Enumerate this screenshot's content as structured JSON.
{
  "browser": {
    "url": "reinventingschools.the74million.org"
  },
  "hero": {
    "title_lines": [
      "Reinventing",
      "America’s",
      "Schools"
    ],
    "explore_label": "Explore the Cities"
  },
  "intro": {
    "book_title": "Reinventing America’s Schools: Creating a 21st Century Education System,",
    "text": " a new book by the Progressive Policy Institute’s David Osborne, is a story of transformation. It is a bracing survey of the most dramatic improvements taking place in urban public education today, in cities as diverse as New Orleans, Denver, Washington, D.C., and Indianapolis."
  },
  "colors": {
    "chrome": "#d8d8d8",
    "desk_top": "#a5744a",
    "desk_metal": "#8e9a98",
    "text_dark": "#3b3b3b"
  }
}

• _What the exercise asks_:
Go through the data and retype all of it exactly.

• _Result for this exercise_:
Enumerate this screenshot's content as structured JSON.
{
  "browser": {
    "url": "reinventingschools.the74million.org"
  },
  "hero": {
    "title_lines": [
      "Reinventing",
      "America’s",
      "Schools"
    ],
    "explore_label": "Explore the Cities"
  },
  "intro": {
    "book_title": "Reinventing America’s Schools: Creating a 21st Century Education System,",
    "text": " a new book by the Progressive Policy Institute’s David Osborne, is a story of transformation. It is a bracing survey of the most dramatic improvements taking place in urban public education today, in cities as diverse as New Orleans, Denver, Washington, D.C., and Indianapolis."
  },
  "colors": {
    "chrome": "#d8d8d8",
    "desk_top": "#a5744a",
    "desk_metal": "#8e9a98",
    "text_dark": "#3b3b3b"
  }
}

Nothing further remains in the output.